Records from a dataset
* * *
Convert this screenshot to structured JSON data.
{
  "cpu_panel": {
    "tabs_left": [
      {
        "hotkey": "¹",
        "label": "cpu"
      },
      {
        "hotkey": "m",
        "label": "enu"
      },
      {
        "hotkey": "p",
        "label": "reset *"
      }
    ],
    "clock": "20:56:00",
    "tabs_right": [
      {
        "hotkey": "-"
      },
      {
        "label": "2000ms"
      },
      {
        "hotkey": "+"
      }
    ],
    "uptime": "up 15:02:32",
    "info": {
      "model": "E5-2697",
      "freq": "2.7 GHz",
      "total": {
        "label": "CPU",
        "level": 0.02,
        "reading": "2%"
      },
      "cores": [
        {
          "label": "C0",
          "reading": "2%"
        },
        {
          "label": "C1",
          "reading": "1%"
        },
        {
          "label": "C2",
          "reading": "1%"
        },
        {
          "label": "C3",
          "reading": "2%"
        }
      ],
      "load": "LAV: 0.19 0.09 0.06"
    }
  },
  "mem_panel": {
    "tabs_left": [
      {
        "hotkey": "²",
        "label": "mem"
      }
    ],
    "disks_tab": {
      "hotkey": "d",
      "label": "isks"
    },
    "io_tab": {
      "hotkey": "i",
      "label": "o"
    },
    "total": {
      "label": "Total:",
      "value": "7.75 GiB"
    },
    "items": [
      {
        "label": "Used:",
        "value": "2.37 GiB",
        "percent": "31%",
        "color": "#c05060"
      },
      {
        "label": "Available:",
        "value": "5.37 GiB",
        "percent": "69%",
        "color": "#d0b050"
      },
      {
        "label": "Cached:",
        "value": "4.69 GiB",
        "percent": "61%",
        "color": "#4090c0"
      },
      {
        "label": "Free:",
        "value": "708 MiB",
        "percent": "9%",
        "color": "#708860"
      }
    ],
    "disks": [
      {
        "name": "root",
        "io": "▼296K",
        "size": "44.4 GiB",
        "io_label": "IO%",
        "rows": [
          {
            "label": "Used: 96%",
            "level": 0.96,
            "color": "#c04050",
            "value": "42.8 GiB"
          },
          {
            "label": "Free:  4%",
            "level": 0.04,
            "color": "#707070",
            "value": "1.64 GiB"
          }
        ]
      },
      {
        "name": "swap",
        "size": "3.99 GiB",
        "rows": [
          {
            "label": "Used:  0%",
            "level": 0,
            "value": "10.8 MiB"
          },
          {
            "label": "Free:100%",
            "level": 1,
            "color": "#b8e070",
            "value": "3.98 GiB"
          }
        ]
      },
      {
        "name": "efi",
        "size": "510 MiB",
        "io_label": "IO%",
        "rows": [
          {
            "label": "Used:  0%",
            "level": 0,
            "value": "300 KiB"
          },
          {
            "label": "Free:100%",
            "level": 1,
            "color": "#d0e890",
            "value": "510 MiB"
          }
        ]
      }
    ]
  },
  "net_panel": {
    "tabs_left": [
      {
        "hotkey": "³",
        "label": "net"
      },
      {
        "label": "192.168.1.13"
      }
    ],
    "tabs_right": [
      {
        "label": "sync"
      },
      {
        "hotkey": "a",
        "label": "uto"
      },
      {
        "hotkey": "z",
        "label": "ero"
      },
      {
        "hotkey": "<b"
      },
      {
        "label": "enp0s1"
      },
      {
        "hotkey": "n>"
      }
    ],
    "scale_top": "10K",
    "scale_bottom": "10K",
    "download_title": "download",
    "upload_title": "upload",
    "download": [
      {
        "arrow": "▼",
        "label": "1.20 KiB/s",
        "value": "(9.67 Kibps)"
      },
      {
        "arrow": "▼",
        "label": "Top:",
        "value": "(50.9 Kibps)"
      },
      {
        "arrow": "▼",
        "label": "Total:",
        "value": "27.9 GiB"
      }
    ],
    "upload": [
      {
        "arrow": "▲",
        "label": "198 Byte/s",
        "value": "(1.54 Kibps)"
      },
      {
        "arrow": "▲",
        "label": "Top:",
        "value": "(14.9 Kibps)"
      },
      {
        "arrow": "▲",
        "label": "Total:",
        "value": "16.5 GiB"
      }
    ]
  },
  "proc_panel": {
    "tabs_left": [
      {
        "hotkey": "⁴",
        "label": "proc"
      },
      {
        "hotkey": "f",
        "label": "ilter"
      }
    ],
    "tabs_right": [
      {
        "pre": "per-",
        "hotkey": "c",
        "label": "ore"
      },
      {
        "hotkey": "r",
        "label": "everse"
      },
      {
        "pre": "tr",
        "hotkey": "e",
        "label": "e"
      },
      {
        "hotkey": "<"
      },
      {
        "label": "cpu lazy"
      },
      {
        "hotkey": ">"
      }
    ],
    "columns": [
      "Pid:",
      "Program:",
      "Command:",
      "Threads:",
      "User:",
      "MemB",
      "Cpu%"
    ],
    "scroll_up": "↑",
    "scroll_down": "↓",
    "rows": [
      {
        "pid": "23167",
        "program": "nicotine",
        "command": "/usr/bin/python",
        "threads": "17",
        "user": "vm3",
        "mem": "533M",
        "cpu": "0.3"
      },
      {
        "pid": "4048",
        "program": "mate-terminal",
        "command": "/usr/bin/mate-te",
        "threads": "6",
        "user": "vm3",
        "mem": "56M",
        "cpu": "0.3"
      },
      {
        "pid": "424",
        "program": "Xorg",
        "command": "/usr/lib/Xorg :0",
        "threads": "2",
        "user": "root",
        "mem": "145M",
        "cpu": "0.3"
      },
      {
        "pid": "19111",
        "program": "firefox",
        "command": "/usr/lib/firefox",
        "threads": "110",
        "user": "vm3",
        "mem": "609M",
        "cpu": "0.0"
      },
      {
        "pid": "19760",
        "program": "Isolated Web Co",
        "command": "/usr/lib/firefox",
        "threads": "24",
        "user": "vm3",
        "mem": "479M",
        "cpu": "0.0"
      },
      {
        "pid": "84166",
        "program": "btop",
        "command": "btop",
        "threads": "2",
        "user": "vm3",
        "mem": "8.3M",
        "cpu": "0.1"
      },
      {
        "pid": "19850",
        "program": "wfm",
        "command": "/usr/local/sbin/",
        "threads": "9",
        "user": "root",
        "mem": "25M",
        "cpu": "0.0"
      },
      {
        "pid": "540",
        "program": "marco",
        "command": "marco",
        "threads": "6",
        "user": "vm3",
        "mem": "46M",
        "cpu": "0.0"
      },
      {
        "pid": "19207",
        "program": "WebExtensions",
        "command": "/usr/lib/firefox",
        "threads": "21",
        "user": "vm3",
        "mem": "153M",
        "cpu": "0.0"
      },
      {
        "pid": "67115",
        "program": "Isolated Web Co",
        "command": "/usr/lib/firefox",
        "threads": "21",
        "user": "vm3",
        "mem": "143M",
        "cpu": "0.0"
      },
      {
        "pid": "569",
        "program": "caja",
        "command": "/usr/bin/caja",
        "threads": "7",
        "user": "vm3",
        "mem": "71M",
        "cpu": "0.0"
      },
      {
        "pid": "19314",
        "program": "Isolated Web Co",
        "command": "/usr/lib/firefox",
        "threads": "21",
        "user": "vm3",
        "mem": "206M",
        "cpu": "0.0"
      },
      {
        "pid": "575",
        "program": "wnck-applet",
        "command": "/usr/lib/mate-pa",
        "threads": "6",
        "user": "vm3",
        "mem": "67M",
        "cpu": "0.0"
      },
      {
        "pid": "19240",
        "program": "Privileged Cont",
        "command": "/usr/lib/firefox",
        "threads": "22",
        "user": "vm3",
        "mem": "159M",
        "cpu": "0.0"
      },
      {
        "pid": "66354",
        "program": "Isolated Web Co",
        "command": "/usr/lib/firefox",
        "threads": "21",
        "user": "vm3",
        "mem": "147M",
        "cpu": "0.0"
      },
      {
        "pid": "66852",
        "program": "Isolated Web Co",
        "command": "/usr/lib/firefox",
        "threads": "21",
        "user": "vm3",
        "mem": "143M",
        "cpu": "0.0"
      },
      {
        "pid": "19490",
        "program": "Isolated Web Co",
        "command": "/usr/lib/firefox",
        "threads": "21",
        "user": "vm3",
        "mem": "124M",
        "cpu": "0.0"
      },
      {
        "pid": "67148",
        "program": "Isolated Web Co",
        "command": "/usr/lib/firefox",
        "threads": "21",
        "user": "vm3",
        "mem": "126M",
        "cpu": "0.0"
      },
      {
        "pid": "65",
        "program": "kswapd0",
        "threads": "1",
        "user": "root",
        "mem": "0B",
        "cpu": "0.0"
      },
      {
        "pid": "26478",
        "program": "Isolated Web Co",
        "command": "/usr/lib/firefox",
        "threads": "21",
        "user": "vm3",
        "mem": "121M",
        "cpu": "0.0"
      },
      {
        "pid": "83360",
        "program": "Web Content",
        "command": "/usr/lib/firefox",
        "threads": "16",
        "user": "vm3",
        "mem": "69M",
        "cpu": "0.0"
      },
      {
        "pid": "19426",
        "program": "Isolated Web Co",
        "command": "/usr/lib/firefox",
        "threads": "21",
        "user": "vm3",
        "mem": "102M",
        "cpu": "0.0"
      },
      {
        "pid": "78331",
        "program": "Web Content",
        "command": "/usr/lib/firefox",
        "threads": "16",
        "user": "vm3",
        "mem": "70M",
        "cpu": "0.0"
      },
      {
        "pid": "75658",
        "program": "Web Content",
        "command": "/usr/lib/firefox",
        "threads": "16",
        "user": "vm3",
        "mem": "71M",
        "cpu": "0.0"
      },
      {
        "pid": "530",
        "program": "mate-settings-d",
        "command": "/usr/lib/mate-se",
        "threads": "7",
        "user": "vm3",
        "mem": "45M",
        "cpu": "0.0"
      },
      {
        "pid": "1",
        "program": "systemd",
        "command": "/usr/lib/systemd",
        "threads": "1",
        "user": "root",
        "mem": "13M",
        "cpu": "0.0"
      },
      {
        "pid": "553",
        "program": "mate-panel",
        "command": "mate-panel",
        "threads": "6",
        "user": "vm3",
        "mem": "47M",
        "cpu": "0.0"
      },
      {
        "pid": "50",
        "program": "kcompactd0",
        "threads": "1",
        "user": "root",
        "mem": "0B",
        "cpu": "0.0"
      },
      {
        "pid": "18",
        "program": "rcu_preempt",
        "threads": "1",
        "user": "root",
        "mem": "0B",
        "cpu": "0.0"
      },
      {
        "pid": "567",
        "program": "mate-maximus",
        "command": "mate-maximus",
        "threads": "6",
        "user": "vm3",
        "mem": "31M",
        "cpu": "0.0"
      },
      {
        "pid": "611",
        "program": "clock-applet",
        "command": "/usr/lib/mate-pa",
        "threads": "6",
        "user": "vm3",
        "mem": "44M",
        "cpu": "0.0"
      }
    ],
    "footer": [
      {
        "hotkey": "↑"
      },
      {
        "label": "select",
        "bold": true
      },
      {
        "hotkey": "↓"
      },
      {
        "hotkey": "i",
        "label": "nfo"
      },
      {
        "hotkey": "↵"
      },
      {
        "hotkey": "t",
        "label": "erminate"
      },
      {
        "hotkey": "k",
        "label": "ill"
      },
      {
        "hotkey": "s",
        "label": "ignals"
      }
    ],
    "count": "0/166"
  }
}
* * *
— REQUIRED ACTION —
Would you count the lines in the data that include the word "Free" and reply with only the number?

— FINAL ANSWER —
4